Making forests pay in a warming world

Rezal Kusumaatmadja
Rezal Kusumaatmadja (JP/ Melinda Chickering)
Deep in the flooded jungles of southern Borneo, muddy peat oozes underfoot like jello, threatening to consume anyone who tries to walk even a few yards into the thick, steaming forest. Hard to imagine this brown, gooey stuff could become a new global currency worth billions a year, much less an important tool in the fight against climate change.

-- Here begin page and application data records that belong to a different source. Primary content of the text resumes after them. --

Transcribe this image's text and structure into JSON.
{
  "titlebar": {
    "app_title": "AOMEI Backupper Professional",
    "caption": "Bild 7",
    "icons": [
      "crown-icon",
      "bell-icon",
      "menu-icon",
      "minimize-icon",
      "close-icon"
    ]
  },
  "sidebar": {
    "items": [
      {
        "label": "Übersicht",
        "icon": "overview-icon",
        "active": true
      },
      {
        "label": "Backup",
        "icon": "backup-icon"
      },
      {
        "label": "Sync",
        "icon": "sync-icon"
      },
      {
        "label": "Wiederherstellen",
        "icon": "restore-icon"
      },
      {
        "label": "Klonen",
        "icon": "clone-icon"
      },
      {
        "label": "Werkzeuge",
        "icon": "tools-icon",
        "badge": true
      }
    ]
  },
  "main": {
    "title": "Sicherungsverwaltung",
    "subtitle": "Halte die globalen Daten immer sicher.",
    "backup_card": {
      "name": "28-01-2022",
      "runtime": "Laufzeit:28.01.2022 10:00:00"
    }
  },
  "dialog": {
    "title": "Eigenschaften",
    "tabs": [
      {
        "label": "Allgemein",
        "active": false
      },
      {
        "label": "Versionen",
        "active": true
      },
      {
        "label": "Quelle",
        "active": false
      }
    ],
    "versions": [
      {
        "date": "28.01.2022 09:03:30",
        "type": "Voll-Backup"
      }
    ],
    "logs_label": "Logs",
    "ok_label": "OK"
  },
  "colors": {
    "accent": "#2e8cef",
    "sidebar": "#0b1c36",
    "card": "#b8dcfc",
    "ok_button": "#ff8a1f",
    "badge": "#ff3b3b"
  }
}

Yet this is a new frontier for business, says Bali-based consultant Rezal Kusumaatmadja, and a new way to pay for conservation efforts in a world facing ever more pressure on the land to grow food and extract timber, coal and other resources.

Read full story at globeandmail.com